NYC/Brooklyn/Queens/ Bronx Investors

5 Replies | New York City, New York

Hey i was curious to see what people are seeing in the NYC Market. Im starting to see a recovery starting as prices have come down a bit and theres some interest in well priced assets. Residential sales are up, leasing activity is up, and anecdotally from my perch in downtown Manhattan i can tell you its starting to get busy again. Industrial is on fire, retail is starting to bottom out, and sellers are beginning to adjust their expectations on multifamily assets and they are starting to trade again. And all the suburbs here are hot too for all asset classes. Plus the Knicks are good again! So my question is...what say you? What are you seeing?

PS- Im not interested in hearing from out of state investors who dont live/invest here who just want to take pot shots at our city and politics. Im well aware of the issues we face here thank you very much. Take your negativity to someone else's post its simply not productive.

Hey Allan, good topic discussion & kudos to you for bringing it up. I’m out of the Bronx, Castle Hill area. From what I hear from other rental property holders/landlords is harsh in terms of months of missed rent from tenants who’d either lost their jobs or those who’d rather take advantage of the situation. Eviction processes are still taking place as long as the moratorium continues although should be expiring in May. Fact is we need our city to open up already. It’s passed due. Over 5.4 mill ppl vaccinated & the positivity rate is low for ex: 7-day avg for Manhattan is 2%. Fortunately I’ve solid tenants & don’t have tenant issues. But landlords are getting slammed w/bills & the state is not forgiving or helpful to them. Still some of hedged ourselves w/other streams of income & are making it. Soon we will be open fully. Glad to hear other NYer’s POV & what’s taking place around the state. And yes Go Knicks! 6 in a row?! Looking good keep it up. 

@Santiago Marquez

Yeah thats pretty much the story most landlords are telling. Im not sure the situation is as dire as people thought there arent that many landlords looking to sell at any price at this point and if and when the federal rent dollars hit their intended targets that will help as well. Most people are willing to hold on even if they are losing some money in the short term. Yeah the city needs to open up some more and i think people looking for big discounts are going to be disappointed. That being said i think its a good time for people to buy given that the bottom is most likely in for NYC.

Overall there is good outlook. Manhattan has surprised me with lower foot traffic than usual. To me that means office has not recovered so the daily lunch goers are low and Manhattan retail will recover slowly. I'll say this I can't foresee a drop in retail for the other boroughs as they serve the community well. I'm helping someone with a MF refi in Brooklyn and the asset is stable. Other have said the same. There is momentum in general so values would hold on commercial. That moratorium issue issue is a residential play. We'd have to see to outcome.

@Chris Cambridge

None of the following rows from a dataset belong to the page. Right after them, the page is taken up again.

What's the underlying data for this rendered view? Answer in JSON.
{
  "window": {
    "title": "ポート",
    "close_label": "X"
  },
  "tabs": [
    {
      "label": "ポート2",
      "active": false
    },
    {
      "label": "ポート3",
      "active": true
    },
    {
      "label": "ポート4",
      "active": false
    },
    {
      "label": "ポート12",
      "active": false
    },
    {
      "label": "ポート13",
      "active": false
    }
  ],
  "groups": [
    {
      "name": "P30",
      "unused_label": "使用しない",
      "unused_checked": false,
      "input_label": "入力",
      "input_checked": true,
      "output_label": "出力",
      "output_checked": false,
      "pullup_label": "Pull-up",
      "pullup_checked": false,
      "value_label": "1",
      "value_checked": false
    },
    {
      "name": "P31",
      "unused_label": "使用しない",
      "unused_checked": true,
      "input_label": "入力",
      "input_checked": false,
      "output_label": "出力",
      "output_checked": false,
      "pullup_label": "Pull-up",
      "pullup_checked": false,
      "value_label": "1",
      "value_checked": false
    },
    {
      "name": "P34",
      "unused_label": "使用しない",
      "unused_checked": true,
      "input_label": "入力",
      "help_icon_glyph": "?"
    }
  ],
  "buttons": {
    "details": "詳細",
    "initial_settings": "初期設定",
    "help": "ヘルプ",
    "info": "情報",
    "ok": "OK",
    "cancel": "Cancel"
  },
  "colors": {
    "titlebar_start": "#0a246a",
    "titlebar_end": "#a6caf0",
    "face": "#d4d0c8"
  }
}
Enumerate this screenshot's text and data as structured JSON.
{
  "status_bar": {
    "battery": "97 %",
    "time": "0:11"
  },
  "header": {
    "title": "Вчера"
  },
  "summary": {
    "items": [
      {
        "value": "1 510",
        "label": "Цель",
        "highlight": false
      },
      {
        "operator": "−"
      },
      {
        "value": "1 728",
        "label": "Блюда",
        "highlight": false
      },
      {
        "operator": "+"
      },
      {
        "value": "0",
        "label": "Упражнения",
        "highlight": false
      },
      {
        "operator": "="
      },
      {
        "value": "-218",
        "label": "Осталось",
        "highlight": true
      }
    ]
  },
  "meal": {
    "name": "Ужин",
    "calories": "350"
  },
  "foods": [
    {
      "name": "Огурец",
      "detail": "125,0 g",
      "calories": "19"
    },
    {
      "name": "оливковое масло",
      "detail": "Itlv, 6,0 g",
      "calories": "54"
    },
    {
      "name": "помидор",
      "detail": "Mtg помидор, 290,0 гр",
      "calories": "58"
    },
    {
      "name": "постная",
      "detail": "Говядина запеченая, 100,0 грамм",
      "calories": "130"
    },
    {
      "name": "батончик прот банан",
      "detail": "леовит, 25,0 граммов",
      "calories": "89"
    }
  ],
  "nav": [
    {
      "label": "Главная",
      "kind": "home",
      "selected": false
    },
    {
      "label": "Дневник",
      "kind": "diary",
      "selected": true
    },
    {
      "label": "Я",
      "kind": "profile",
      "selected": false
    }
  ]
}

Oh yeah barely anyone is back to the office but it was always super weird how they framed that as just an NYC problem. Are there not offices in other cities? It happens to be that office leasing is actually getting strong in Brooklyn and the suburbs so its not like companies are abandoning their offices wholesale but they are looking to make it a smaller piece of their overhead. The talent is still in NYC and wants to be in NYC. The recent drop in residential rent prices (20% according to some) is actually going to help the city in the long term as that was one of the biggest reason people wouldn't come here.  Bottom line is the outlook is definitely getting brighter and anyone who said the city was dead for good is wrong again as they have always been.

Hey Allan, I lived in New York for over 25 years now, and I agree with the general premise that it's demise has been greatly exaggerated by news stories and those who don't live here.  Every cafe is pretty much packed, traffic is terrible again, and you can't get a seat on the train.

All that said, the rental market has certainly softened, I know this from experience of trying to rent out one of my units and chatting with my fellow NYC landlord buddies.  Most of our tenants are asking for reductions or renewing at 10-15% less their previous lease price.  The incredibly low interest rates have certainly helped keep the sales market healthy, especially the townhouse segment.  

As far as people going back to work, I absolutely notice a huge uptick in people being dressed up, which I assume means back in the office.  I believe the city is as crowded as ever, but there certainly has been a demographic shift, where you see less families and much more 20 and 30 somethings, although that could just be me showing my age.